IBM- Century-old IBM (ticker: IBM) has a product history that spans from punch-card tabulators to cloud analytics software, but over the past five years, it has been busy manufacturing disappointment on Wall Street. A remarkable 16 of the company’s past 20 quarterly financial reports have triggered one-day stock declines, averaging 4.5%. It’s a wonder that shares have lost only 28% of their value over that stretch. Now it’s time to buy. No, really. Three reasons: The shares are cheap. They pay a lot. And the main factor that has been pushing them lower is about to reverse. In short, investors could make 35% over the next year. IBM’s challenges stem from a long shift in computing power from hardware to software, and from local machines to the cloud. That has resulted in lower margins for many types of machines and limited growth for on-location technology services. IBM’s revenue has declined from over $104 billion in 2012 to an estimated $78 billion this year, while its profit has shrunk from $17.6 billion to an estimated $12.9 billion. Neither of those measures is an ideal gauge of IBM’s turnaround progress, however. Some of the revenue decline has been voluntary—the result of walking away from commodity hardware business. The profit drop has been skewed by tax swings, but even pre-tax profit has been pushed and pulled by things like restructuring charges and patent sales. A new analysis by Morgan Stanley finds that gross profit--that is, product- and service-level profits that don’t factor in corporate-level contortions—is both a relatively clean measure for tracking IBM’s progress, and one that has had a high correlation with its share price movements. It’s about to begin pushing higher for the first time in five years. IBM has invested more than $30 billion in what it calls strategic imperatives: social, mobile, analytics, cloud and security technology. Growth in these lines has been obscured by declines elsewhere, but is poised to begin shining through. Last year, revenue from strategic imperatives reached 41% of total revenue, up from 22% in 2013. This year, it could reach 51%. At the same time, a new mainframe developed to help protect financial services companies from cyber-attacks could bolster results in coming quarters. IBM’s most recent quarterly numbers, published last month, showed continued declines on total revenue and adjusted profit, and were poorly received by investors. But Morgan Stanley’s Katy Huberty saw something to like. Gross profit margin from incremental business came in at 90%, compared with 73% on average over the past three years. That’s a sign IBM is playing for profits rather than growth. She predicts a return to overall gross profit growth beginning in the fourth quarter of this year, and continuing into next year.(Jack Hough, “Ahead of the Crowd”,8/24/17).

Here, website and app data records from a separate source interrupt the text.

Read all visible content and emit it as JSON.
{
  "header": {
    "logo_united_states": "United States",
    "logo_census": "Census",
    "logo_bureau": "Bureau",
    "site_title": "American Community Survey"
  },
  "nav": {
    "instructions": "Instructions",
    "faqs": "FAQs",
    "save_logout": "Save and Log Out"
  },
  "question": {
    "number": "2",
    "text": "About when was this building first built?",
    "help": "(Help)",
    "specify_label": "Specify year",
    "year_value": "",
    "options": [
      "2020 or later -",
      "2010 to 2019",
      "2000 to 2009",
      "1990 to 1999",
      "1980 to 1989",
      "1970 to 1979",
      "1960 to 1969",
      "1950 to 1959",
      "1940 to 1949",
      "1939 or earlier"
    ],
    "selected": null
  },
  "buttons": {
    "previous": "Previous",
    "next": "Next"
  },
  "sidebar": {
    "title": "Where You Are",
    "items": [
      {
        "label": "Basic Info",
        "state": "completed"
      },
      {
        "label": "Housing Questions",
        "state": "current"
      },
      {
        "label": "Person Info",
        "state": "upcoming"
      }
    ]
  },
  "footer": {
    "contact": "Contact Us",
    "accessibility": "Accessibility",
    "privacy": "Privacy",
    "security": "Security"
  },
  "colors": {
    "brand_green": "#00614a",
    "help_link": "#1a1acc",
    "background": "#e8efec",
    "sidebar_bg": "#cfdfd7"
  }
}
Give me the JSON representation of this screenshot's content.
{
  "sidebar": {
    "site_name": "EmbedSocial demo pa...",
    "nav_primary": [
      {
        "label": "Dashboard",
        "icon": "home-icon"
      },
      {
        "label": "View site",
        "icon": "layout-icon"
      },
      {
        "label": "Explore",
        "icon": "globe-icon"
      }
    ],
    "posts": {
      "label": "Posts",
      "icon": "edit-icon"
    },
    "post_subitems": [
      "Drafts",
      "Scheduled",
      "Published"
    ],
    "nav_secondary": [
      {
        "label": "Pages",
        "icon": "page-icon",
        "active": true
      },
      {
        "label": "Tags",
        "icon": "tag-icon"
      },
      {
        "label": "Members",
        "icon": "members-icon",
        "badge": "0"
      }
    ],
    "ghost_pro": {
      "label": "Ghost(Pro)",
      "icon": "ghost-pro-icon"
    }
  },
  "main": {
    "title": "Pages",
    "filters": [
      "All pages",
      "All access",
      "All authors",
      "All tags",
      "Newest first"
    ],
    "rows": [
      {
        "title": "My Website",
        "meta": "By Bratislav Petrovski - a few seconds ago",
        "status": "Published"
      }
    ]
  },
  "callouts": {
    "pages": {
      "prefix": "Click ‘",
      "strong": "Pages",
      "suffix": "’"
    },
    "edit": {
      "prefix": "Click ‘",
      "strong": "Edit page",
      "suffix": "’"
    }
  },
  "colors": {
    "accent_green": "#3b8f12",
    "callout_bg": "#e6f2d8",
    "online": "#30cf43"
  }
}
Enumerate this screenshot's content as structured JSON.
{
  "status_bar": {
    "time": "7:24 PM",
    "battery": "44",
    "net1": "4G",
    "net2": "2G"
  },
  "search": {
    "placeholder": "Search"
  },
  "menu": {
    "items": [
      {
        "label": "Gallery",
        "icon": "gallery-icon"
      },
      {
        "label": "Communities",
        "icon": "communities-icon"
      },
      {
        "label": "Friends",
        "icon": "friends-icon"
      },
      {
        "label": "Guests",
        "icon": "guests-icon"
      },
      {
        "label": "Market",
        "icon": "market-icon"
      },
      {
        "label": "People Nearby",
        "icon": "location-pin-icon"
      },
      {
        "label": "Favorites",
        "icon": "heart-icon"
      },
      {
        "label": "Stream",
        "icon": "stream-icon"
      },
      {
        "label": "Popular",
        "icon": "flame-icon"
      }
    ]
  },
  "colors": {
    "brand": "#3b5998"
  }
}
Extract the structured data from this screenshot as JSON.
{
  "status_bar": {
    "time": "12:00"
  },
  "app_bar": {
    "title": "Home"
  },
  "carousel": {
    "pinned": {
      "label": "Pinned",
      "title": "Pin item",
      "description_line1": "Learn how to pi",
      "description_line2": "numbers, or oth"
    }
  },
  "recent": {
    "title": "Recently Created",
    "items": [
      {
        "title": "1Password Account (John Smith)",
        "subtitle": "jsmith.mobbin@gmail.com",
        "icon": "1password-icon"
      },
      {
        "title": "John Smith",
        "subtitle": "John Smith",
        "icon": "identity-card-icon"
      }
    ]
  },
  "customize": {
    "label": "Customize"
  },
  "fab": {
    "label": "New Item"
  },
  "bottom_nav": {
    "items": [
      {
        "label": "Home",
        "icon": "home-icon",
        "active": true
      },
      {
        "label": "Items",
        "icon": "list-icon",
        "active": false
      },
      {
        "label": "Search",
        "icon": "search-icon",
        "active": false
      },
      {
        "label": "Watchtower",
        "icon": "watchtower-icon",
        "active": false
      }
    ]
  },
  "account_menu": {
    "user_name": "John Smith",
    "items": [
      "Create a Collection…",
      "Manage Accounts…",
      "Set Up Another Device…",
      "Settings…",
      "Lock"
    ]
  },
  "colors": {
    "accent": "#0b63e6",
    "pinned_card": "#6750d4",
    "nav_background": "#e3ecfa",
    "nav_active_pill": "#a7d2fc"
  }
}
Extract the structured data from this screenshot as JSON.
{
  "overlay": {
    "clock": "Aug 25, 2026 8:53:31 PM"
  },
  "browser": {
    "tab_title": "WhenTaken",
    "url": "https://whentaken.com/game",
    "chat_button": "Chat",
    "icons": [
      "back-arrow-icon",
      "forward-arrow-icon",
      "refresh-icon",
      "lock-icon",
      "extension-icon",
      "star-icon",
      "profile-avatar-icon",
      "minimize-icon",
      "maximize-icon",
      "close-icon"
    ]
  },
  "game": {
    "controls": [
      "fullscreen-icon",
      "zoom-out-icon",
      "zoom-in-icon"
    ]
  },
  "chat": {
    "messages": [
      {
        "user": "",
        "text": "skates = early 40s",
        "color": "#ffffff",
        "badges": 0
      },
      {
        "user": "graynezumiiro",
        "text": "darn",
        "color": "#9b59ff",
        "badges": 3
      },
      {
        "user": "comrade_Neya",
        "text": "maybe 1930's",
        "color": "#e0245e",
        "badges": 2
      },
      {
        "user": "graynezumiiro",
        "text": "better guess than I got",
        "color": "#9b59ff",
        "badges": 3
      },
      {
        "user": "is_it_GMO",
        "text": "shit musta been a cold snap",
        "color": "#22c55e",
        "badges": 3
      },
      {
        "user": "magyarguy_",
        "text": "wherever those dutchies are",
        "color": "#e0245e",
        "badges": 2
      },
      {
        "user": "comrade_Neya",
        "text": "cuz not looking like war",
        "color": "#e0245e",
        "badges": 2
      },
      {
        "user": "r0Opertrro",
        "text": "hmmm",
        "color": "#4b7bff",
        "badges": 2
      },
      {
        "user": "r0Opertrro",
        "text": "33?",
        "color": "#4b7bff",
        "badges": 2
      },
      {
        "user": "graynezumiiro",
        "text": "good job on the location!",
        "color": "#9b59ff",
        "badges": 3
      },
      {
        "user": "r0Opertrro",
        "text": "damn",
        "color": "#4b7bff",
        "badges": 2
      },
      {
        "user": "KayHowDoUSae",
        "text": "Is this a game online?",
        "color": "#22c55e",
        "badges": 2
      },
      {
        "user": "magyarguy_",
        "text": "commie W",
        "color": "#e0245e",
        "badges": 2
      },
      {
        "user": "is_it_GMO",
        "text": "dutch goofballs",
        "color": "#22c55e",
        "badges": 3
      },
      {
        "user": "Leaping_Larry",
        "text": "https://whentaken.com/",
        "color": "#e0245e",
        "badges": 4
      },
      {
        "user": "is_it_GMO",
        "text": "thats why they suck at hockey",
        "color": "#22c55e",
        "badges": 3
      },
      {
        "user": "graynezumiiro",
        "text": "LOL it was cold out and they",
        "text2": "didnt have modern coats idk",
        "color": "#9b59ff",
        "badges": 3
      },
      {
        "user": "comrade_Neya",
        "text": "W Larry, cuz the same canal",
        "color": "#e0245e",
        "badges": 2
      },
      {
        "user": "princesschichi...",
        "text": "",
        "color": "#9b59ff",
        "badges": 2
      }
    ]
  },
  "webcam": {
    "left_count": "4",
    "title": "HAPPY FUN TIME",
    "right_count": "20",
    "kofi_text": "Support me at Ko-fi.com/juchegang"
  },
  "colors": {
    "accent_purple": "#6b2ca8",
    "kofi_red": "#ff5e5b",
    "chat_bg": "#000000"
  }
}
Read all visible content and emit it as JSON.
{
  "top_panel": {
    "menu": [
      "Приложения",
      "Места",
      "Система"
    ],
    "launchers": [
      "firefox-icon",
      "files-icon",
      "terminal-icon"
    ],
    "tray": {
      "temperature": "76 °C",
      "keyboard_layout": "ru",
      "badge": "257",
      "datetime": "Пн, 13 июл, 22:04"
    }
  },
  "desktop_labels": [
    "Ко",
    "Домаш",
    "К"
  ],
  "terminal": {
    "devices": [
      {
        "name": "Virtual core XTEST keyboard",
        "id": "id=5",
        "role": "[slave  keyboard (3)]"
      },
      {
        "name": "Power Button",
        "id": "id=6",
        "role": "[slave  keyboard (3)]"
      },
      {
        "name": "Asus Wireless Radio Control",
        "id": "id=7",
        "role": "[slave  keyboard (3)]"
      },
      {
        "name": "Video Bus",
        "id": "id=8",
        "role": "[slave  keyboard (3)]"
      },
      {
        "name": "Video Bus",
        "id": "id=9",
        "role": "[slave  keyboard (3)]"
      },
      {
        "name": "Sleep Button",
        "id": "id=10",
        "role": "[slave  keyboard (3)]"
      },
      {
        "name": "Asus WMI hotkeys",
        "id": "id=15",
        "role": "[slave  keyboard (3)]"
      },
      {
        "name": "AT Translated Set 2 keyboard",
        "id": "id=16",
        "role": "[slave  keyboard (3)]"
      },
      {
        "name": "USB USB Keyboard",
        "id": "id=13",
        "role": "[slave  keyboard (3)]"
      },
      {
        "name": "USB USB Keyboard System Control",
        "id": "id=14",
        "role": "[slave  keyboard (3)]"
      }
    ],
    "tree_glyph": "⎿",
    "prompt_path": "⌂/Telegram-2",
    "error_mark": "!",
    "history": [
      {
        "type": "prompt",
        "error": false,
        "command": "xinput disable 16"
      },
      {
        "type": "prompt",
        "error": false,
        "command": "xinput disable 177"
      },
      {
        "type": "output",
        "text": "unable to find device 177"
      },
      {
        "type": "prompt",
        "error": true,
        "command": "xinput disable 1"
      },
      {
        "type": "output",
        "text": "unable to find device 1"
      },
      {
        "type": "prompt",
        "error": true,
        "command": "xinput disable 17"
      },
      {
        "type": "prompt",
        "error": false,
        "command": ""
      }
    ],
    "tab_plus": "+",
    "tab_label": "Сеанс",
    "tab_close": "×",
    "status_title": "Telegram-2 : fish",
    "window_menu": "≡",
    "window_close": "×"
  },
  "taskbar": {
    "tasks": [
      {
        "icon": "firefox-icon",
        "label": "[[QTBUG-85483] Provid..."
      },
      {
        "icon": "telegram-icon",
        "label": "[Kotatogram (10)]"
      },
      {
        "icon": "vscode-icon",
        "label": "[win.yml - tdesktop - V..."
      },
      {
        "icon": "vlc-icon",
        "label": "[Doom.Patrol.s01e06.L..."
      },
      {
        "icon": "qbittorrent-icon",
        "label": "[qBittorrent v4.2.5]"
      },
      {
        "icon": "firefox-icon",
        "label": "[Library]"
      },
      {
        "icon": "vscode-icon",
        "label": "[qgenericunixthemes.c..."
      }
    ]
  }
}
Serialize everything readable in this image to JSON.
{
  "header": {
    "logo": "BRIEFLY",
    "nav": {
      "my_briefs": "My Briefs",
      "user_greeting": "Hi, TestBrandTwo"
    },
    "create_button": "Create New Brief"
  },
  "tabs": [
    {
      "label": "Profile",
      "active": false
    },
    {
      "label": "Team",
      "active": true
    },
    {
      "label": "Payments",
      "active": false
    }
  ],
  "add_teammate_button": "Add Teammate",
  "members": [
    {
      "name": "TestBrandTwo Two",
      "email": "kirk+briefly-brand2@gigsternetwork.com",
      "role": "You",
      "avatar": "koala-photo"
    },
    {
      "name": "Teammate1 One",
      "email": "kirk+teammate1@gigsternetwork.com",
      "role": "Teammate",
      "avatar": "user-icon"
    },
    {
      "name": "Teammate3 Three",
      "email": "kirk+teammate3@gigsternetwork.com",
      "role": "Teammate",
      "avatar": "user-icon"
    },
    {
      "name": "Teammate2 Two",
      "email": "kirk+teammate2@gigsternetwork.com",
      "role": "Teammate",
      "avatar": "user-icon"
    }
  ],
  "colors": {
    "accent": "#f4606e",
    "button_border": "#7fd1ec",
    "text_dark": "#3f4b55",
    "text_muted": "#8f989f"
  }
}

Apple- Apple set a budget of about $1 Billion to buy and produce original content over the next year. The phone and computer giant could produce up to 10 television shows (Barron’s, 8/21/17).
Have a great month!